County transfer stations are in: Black Canyon City, Congress, Mayer, Paulden, Seligman, and Skull Valley. Free slash drop off will be held during normal operating hours. For locations and hours, please visit: http://www.yavapaiaz.gov/Portals/30/TransferStationList.pdf
This free slash drop-off program will assist residents in creating defensible space around their homes and other structures. Cutting away vegetation 5 to 30 feet from all structures and removing all debris and dead vegetation from roofs, decks, and the ground can reduce the potential of a wildfire spreading to your home.
Please take advantage of the free slash drop-off program as you create defensible space around your properties.
Only the following items will be accepted: brush, branches, grass, leaves and yard trimmings. Items not accepted are lumber, stumps, roots, cactus, metal, and garbage.
All slash must be removed from plastic bags.
This program is for residential use only. Commercial loads will not be accepted.
When using Yavapai County facilities, please follow the recommended CDC COVID guidelines.

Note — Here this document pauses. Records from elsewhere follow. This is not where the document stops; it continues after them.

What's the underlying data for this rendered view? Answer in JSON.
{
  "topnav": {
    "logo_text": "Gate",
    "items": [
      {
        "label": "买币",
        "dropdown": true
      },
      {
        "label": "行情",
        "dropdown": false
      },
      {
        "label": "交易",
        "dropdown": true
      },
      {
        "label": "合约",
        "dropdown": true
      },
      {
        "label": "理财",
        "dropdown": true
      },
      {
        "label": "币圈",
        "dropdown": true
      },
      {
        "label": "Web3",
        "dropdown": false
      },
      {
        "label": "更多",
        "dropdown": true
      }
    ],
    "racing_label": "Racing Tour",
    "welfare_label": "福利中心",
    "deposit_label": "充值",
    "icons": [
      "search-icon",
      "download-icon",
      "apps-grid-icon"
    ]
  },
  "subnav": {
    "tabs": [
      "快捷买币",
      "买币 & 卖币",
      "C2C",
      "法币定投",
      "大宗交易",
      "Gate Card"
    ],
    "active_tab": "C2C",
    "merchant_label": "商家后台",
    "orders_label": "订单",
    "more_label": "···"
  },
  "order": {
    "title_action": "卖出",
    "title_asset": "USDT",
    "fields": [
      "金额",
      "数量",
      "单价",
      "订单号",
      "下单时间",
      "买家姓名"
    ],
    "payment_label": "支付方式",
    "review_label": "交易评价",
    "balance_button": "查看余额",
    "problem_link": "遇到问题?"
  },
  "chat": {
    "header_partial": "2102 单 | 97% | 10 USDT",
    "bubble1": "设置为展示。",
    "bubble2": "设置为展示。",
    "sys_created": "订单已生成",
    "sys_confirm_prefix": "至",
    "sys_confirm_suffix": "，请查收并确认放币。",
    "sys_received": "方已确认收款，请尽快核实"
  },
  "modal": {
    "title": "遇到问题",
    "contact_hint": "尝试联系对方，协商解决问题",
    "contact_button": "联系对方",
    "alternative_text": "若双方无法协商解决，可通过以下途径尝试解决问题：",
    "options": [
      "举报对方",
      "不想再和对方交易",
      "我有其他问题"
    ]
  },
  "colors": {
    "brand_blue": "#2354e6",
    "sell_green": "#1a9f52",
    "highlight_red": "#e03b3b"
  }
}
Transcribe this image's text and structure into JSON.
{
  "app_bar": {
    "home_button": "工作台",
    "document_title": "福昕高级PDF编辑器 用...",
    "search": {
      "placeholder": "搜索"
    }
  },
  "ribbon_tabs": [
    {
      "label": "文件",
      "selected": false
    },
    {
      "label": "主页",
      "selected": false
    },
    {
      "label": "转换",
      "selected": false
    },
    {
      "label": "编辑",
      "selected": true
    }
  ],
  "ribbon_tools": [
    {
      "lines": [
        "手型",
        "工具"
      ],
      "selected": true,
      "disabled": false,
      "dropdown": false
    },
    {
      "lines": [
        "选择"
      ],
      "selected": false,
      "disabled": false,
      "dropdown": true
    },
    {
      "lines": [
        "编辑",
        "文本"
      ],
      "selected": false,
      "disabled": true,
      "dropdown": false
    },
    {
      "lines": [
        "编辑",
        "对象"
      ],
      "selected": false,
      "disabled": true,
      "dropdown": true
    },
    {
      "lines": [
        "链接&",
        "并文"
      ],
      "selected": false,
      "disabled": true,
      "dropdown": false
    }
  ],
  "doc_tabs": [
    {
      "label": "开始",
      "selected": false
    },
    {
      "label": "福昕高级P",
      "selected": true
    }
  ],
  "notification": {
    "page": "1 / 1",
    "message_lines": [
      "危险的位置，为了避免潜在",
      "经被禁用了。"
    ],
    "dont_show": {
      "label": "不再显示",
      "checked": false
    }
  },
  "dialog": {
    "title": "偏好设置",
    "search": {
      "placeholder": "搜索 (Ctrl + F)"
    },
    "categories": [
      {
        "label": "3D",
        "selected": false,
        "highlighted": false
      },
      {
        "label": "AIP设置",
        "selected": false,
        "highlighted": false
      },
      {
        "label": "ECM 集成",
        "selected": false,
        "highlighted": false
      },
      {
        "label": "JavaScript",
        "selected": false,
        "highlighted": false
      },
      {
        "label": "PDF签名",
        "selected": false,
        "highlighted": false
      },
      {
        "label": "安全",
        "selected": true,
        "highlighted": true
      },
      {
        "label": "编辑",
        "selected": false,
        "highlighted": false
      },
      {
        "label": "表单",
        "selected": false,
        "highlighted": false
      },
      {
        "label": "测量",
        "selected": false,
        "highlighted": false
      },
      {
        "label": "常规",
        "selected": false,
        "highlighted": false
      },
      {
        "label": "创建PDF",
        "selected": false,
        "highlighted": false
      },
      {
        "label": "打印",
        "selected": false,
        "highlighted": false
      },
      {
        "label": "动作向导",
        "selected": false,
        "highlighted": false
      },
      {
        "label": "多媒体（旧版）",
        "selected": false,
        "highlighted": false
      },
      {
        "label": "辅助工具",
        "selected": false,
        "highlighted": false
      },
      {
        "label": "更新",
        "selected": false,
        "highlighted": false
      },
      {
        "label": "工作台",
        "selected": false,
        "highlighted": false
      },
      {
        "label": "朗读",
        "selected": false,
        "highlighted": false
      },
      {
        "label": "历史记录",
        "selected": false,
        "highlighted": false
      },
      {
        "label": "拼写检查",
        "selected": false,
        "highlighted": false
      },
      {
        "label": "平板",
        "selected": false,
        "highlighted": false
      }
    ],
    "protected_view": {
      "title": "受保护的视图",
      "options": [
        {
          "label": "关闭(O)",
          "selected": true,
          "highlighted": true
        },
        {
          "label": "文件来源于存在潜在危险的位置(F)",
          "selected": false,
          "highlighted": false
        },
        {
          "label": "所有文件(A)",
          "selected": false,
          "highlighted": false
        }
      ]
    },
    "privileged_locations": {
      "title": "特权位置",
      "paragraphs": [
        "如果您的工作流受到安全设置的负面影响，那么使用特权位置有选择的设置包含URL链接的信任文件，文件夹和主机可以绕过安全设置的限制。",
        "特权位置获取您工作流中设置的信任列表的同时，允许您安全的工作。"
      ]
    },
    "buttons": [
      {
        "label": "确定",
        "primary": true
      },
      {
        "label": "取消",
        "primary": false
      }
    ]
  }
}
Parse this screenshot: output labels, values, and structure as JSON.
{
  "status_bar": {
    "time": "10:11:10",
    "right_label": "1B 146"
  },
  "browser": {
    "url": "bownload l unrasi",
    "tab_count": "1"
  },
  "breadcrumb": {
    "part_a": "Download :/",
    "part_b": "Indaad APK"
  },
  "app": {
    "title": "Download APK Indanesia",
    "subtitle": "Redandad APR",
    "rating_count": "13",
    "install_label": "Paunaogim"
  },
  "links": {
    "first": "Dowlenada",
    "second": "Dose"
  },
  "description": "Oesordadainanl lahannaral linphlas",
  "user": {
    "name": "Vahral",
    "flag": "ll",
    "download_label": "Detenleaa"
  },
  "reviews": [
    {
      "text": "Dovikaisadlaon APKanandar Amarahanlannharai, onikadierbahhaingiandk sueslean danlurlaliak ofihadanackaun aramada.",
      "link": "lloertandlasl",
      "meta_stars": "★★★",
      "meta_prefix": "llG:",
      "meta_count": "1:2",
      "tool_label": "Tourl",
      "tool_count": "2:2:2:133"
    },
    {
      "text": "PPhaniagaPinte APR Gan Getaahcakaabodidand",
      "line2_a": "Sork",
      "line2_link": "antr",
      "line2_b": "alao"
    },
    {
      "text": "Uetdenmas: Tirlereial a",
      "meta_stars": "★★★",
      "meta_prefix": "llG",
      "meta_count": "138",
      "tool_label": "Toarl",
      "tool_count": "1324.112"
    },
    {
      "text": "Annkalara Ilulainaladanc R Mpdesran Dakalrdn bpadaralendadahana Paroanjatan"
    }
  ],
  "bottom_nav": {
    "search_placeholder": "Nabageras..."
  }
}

For additional information, please contact the Yavapai County Public Works Department at (928) 771-3183.
Plan for major roadwork along Interstate 17 between Anthem Way and Sunset Point starting in 2022.
Welcome to the I-17 Improvement Project
The 23-mile section of Interstate 17 (I-17) between Anthem Way and Sunset Point is one of the most heavily utilized roadways in Arizona, seeing more than 1 million travelers each year.
Currently, I-17 has two travel lanes in each direction between Anthem Way, north of Phoenix, and Flagstaff. The highway passes through rolling terrain in the southern and northern segments and mountainous terrain with steep, narrow lanes between Black Canyon City and Sunset Point.
We look forward to improving this stretch of I-17 north of Phoenix. The work includes widening 15 miles of roadway, replacing two bridges and widening 10 others, and constructing approximately eight miles of flex lanes.
BAGDAD AIRPORT ROAD REALIGNMENT
Fann Contracting, Inc., in conjunction with Yavapai County will be performing roadwork on Bagdad Airport Road in the Bagdad area. Construction will begin March 14, 2022, and continue through May 5, 2022. Road construction will consist of realignment of the existing curve before the entrance of the FMI mine, side road realignment, and new asphalt pavement with some miscellaneous signing and striping upgrades. The project length is approximately 1400’. One lane of traffic will remain open at all times; however, motorists may encounter lane restrictions, reduced speeds, and flagging operations throughout the work zones. Motorists should expect minor delays and allow extra time to get through the construction area. Please follow all traffic control devices when traveling through the work zone.
For additional information, please contact Yavapai County Public Works at 928-771-3183 or visit us on the web at www.yavapaiaz.gov/publicworks.